--- Exercise aim ---
Examine the entries below, count the lines holding the string "бюро", and respond with the number only.
------ Data under study
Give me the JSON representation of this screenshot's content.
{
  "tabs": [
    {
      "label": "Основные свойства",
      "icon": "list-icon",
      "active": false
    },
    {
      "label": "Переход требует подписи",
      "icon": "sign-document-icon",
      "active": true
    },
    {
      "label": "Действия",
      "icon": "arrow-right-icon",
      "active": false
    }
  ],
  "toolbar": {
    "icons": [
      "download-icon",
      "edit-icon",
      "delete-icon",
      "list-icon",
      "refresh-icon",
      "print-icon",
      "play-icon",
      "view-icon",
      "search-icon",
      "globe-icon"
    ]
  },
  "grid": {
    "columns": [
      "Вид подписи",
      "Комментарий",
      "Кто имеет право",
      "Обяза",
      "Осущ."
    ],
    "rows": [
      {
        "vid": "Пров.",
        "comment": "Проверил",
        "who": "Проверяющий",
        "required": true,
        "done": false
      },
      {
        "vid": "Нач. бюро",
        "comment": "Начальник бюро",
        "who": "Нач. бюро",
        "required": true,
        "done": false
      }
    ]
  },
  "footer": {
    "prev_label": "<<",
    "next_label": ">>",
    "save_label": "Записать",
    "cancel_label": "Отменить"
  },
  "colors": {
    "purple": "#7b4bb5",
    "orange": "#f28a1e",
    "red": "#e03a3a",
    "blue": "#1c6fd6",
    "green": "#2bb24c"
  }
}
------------
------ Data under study
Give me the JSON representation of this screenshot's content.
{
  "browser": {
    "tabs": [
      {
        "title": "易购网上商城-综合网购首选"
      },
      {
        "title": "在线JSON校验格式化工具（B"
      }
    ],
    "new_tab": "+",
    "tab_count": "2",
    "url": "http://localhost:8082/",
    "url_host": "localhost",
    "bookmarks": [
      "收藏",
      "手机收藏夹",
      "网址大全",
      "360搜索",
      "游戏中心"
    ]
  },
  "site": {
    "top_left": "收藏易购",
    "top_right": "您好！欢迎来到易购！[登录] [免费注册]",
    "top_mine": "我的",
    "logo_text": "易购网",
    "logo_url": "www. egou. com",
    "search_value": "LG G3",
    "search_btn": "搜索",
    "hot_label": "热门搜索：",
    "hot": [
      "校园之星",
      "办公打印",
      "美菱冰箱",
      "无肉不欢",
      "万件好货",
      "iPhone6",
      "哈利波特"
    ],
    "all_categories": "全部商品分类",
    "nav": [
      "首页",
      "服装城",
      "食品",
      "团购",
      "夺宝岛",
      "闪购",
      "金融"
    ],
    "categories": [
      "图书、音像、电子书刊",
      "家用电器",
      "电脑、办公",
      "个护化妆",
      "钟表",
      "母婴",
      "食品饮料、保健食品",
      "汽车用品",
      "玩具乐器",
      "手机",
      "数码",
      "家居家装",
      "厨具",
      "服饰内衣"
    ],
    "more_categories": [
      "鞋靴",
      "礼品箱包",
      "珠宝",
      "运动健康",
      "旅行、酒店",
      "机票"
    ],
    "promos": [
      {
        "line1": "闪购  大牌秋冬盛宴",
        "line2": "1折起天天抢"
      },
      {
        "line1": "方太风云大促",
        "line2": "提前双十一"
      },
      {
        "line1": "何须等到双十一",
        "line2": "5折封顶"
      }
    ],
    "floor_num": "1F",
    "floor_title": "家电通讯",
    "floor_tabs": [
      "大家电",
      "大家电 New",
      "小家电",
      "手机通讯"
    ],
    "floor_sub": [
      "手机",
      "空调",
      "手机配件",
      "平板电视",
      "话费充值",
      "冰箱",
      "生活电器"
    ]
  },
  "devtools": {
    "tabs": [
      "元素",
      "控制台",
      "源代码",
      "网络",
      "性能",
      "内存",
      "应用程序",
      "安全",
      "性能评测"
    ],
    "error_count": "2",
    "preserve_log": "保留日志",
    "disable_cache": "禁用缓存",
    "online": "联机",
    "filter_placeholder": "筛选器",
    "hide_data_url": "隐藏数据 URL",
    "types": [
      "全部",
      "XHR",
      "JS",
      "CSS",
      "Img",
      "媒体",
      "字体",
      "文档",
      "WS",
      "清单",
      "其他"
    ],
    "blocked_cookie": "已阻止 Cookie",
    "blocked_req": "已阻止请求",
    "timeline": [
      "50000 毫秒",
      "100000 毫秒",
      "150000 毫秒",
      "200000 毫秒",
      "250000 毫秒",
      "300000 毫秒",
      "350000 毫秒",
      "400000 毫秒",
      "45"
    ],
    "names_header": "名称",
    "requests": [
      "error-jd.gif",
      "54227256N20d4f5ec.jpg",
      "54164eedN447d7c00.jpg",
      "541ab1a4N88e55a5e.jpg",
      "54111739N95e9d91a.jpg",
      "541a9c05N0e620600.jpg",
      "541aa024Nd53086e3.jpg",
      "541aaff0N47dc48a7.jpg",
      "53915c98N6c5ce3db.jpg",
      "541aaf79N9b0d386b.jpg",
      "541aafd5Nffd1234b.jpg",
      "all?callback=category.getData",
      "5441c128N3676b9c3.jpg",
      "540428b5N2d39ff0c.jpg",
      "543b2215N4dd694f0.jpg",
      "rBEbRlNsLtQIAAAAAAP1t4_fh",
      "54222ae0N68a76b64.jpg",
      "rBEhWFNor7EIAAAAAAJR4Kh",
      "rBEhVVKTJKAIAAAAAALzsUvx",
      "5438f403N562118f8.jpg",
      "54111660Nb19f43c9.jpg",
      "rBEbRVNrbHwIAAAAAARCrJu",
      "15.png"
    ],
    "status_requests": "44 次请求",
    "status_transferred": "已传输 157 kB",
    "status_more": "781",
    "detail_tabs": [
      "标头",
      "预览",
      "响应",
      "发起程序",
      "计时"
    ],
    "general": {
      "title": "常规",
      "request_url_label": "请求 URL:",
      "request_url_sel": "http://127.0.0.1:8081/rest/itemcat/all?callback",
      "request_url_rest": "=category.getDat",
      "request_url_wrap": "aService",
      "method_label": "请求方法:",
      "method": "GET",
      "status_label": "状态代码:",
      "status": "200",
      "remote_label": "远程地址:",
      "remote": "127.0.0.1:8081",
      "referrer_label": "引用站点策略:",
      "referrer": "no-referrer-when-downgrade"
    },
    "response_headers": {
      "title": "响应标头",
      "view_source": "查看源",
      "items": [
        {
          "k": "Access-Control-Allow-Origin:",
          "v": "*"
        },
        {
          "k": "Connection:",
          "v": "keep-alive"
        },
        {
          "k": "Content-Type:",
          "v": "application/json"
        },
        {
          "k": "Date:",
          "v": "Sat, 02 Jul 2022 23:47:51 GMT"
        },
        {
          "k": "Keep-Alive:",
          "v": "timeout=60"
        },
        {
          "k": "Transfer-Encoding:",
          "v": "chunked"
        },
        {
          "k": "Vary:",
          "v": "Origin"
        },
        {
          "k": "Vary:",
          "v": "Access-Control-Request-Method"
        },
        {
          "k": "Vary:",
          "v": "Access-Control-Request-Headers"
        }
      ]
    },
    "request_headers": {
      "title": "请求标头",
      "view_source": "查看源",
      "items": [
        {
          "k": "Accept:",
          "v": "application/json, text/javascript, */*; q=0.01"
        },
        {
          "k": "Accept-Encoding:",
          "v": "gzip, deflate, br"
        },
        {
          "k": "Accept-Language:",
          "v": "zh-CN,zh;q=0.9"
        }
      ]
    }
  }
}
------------
--- Response to the exercise ---
3